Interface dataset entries

= Beginning of Section =

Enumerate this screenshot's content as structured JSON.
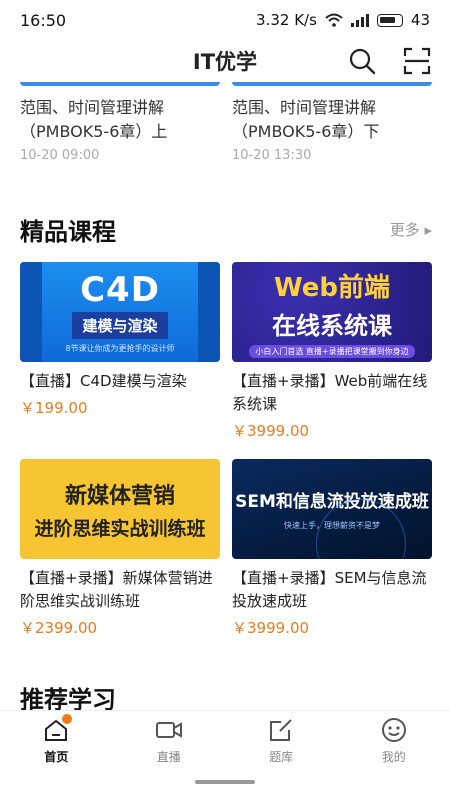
{
  "status_bar": {
    "time": "16:50",
    "network_speed": "3.32 K/s",
    "battery": "43"
  },
  "app_bar": {
    "title": "IT优学"
  },
  "previous_items": [
    {
      "title": "范围、时间管理讲解（PMBOK5-6章）上",
      "time": "10-20 09:00"
    },
    {
      "title": "范围、时间管理讲解（PMBOK5-6章）下",
      "time": "10-20 13:30"
    }
  ],
  "featured": {
    "title": "精品课程",
    "more_label": "更多 ▸",
    "courses": [
      {
        "title": "【直播】C4D建模与渲染",
        "price": "￥199.00",
        "thumb_big": "C4D",
        "thumb_mid": "建模与渲染",
        "thumb_small": "8节课让你成为更抢手的设计师"
      },
      {
        "title": "【直播+录播】Web前端在线系统课",
        "price": "￥3999.00",
        "thumb_big": "Web前端",
        "thumb_mid": "在线系统课",
        "thumb_small": "小白入门首选 直播+录播把课堂搬到你身边"
      },
      {
        "title": "【直播+录播】新媒体营销进阶思维实战训练班",
        "price": "￥2399.00",
        "thumb_big": "新媒体营销",
        "thumb_mid": "进阶思维实战训练班"
      },
      {
        "title": "【直播+录播】SEM与信息流投放速成班",
        "price": "￥3999.00",
        "thumb_big": "SEM和信息流投放速成班",
        "thumb_small": "快速上手，理想薪资不是梦"
      }
    ]
  },
  "recommend": {
    "title": "推荐学习"
  },
  "tabbar": {
    "items": [
      {
        "label": "首页",
        "icon": "home-icon"
      },
      {
        "label": "直播",
        "icon": "video-icon"
      },
      {
        "label": "题库",
        "icon": "edit-icon"
      },
      {
        "label": "我的",
        "icon": "profile-icon"
      }
    ]
  },
  "colors": {
    "price": "#f07a1a",
    "accent": "#3a8ee6"
  }
}
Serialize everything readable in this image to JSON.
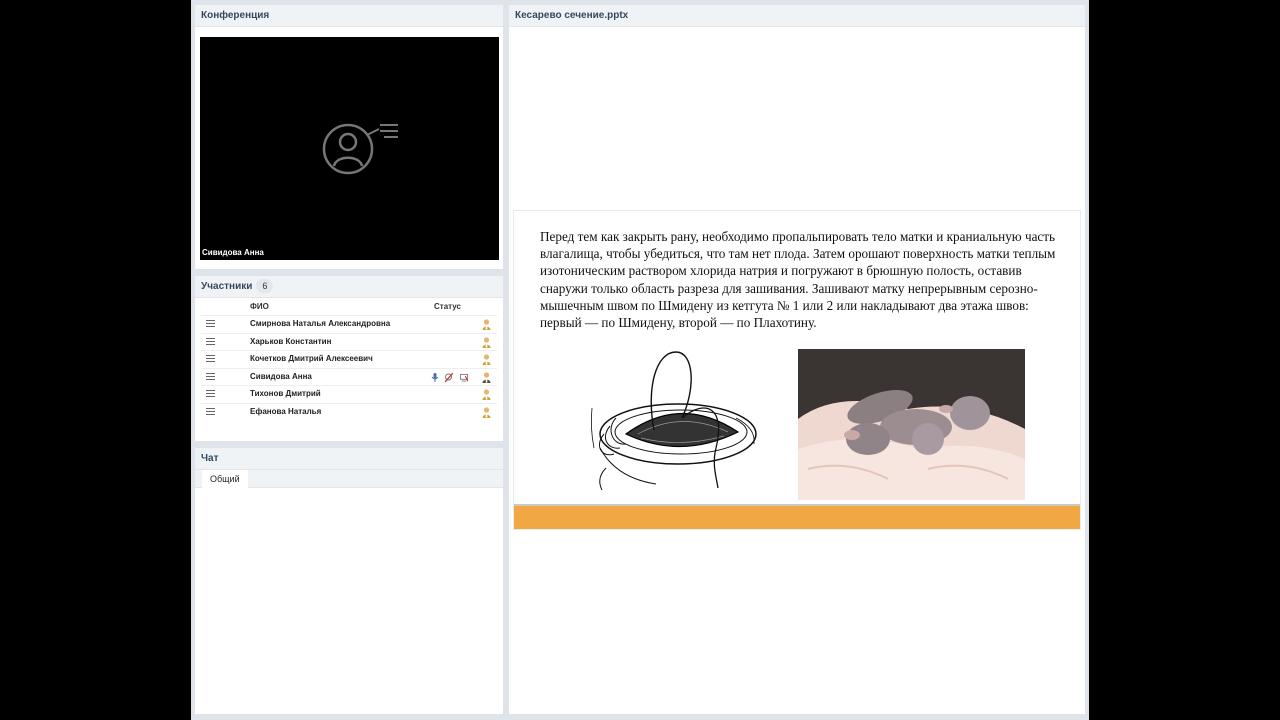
{
  "conference": {
    "title": "Конференция",
    "video_name": "Сивидова Анна"
  },
  "participants": {
    "title": "Участники",
    "count": "6",
    "col_name": "ФИО",
    "col_status": "Статус",
    "list": [
      {
        "name": "Смирнова Наталья  Александровна",
        "active": false
      },
      {
        "name": "Харьков Константин",
        "active": false
      },
      {
        "name": "Кочетков  Дмитрий  Алексеевич",
        "active": false
      },
      {
        "name": "Сивидова Анна",
        "active": true
      },
      {
        "name": "Тихонов Дмитрий",
        "active": false
      },
      {
        "name": "Ефанова Наталья",
        "active": false
      }
    ]
  },
  "chat": {
    "title": "Чат",
    "tab": "Общий"
  },
  "presentation": {
    "title": "Кесарево сечение.pptx",
    "slide_text": "Перед тем как закрыть рану, необходимо пропальпировать тело матки и краниальную часть влагалища, чтобы убедиться, что там нет плода. Затем орошают поверхность матки теплым изотоническим раствором хлорида натрия и погружают в брюшную полость, оставив снаружи только область разреза для зашивания. Зашивают матку непрерывным серозно-мышечным швом по Шмидену из кетгута № 1 или 2 или накладывают два этажа швов: первый — по Шмидену, второй — по Плахотину.",
    "accent": "#f2a745"
  }
}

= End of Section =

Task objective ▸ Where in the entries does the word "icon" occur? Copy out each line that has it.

Written solution ▸
        "icon": "home-icon"
        "icon": "video-icon"
        "icon": "edit-icon"
        "icon": "profile-icon"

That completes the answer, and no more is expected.